Dataset rows for apps and sites:

%%

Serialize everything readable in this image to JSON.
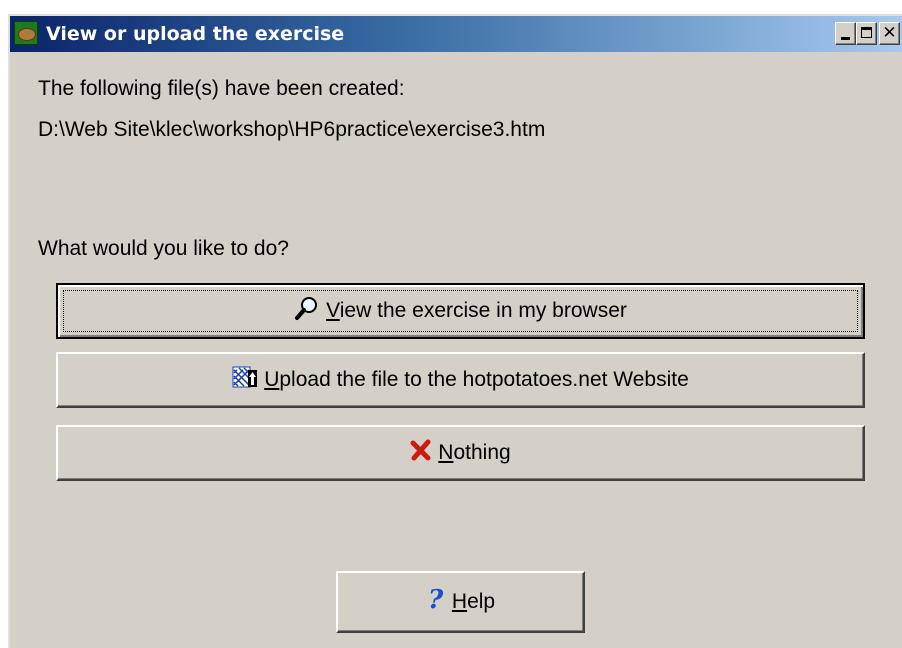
{
  "window": {
    "title": "View or upload the exercise"
  },
  "titlebar_buttons": {
    "minimize": "minimize",
    "maximize": "maximize",
    "close": "close"
  },
  "content": {
    "created_label": "The following file(s) have been created:",
    "file_path": "D:\\Web Site\\klec\\workshop\\HP6practice\\exercise3.htm",
    "question": "What would you like to do?"
  },
  "buttons": {
    "view": {
      "first": "V",
      "rest": "iew the exercise in my browser",
      "icon": "magnifier-icon"
    },
    "upload": {
      "first": "U",
      "rest": "pload the file to the hotpotatoes.net Website",
      "icon": "web-upload-icon"
    },
    "nothing": {
      "first": "N",
      "rest": "othing",
      "icon": "red-x-icon"
    },
    "help": {
      "first": "H",
      "rest": "elp",
      "icon": "question-mark-icon"
    }
  },
  "colors": {
    "title_gradient_start": "#0a246a",
    "title_gradient_end": "#a6caf0",
    "face": "#d4d0c8",
    "nothing_x": "#cc1a0f",
    "help_mark": "#1a4fd0"
  }
}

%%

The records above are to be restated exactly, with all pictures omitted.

Serialize everything readable in this image to JSON.
{
  "window": {
    "title": "View or upload the exercise"
  },
  "titlebar_buttons": {
    "minimize": "minimize",
    "maximize": "maximize",
    "close": "close"
  },
  "content": {
    "created_label": "The following file(s) have been created:",
    "file_path": "D:\\Web Site\\klec\\workshop\\HP6practice\\exercise3.htm",
    "question": "What would you like to do?"
  },
  "buttons": {
    "view": {
      "first": "V",
      "rest": "iew the exercise in my browser",
      "icon": "magnifier-icon"
    },
    "upload": {
      "first": "U",
      "rest": "pload the file to the hotpotatoes.net Website",
      "icon": "web-upload-icon"
    },
    "nothing": {
      "first": "N",
      "rest": "othing",
      "icon": "red-x-icon"
    },
    "help": {
      "first": "H",
      "rest": "elp",
      "icon": "question-mark-icon"
    }
  },
  "colors": {
    "title_gradient_start": "#0a246a",
    "title_gradient_end": "#a6caf0",
    "face": "#d4d0c8",
    "nothing_x": "#cc1a0f",
    "help_mark": "#1a4fd0"
  }
}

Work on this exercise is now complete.